[[ Provided data open ]]

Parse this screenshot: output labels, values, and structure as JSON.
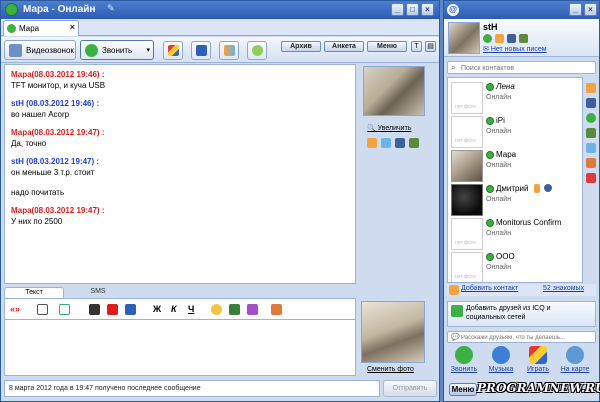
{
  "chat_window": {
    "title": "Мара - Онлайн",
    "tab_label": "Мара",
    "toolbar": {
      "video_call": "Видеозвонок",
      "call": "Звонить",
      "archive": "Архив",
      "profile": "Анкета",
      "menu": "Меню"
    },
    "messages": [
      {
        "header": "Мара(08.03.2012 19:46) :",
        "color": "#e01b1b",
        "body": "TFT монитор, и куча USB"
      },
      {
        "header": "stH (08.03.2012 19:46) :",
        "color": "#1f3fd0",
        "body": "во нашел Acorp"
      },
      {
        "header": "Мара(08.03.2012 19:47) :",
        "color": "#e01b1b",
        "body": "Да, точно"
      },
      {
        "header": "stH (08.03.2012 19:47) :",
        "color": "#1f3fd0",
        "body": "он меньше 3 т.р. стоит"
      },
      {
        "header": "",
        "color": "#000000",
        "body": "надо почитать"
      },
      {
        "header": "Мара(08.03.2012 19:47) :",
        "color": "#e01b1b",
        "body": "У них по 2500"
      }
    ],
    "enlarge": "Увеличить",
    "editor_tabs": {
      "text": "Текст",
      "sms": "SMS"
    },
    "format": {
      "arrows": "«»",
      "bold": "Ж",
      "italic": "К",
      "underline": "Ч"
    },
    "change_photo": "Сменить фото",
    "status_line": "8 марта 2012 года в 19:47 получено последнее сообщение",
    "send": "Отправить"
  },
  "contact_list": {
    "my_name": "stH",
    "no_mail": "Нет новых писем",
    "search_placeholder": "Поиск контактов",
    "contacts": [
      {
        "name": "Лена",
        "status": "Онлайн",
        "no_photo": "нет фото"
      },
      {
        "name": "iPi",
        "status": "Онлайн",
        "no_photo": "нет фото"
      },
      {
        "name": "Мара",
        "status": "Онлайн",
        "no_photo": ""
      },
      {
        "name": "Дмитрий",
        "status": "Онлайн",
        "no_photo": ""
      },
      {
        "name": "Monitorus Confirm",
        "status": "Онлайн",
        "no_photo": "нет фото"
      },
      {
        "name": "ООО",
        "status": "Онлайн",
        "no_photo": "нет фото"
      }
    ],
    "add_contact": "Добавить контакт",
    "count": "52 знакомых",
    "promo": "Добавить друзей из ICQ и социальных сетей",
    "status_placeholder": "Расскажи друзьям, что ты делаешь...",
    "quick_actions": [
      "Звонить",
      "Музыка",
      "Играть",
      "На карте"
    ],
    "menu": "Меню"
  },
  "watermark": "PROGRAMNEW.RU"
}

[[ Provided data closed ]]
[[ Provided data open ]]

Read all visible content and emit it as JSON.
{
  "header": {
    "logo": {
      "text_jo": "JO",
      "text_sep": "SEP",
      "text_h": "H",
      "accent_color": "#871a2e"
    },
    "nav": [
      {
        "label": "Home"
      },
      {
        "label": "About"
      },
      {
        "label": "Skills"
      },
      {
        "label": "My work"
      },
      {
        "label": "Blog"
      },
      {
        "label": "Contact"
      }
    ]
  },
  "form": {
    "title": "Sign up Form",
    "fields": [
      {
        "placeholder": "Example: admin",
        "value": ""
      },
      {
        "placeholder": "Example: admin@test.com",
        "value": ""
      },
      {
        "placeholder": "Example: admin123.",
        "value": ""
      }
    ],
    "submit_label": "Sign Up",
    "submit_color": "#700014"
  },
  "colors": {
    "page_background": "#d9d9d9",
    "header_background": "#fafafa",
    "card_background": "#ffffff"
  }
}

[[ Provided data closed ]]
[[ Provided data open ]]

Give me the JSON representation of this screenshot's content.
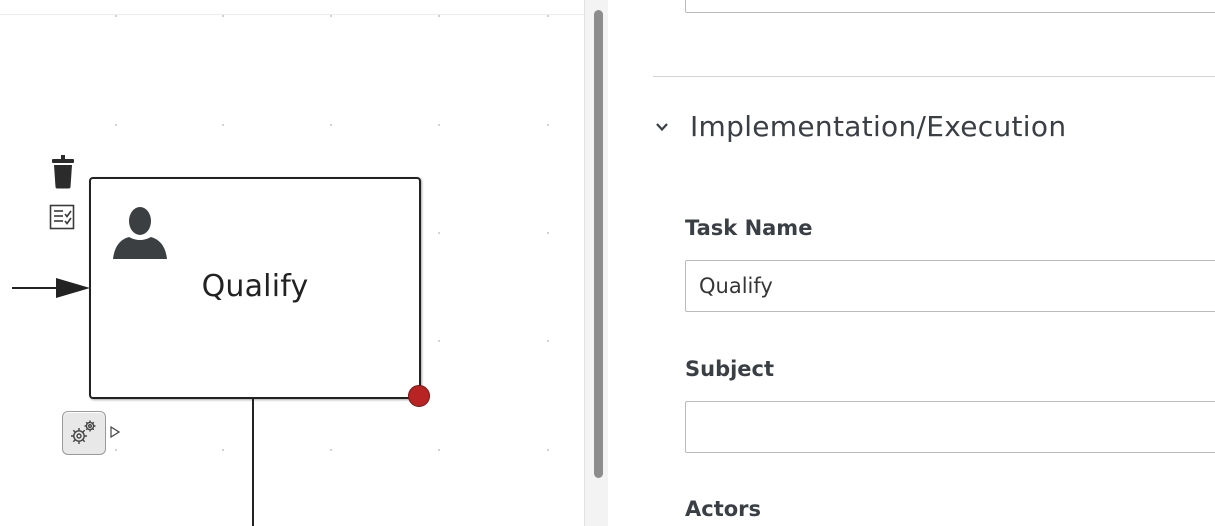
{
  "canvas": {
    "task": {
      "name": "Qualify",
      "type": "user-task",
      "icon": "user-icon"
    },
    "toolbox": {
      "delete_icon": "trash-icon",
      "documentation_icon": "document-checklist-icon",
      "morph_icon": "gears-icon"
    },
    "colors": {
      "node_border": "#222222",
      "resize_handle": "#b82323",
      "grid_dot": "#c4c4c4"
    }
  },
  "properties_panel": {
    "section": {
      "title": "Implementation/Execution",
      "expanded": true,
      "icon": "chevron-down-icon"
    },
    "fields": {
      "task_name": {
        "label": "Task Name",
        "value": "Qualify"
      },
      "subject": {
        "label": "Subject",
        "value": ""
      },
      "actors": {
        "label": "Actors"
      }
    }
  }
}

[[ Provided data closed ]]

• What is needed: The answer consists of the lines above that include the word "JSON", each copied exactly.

• Exercise output:
Parse this screenshot: output labels, values, and structure as JSON.
Read all visible content and emit it as JSON.
Give me the JSON representation of this screenshot's content.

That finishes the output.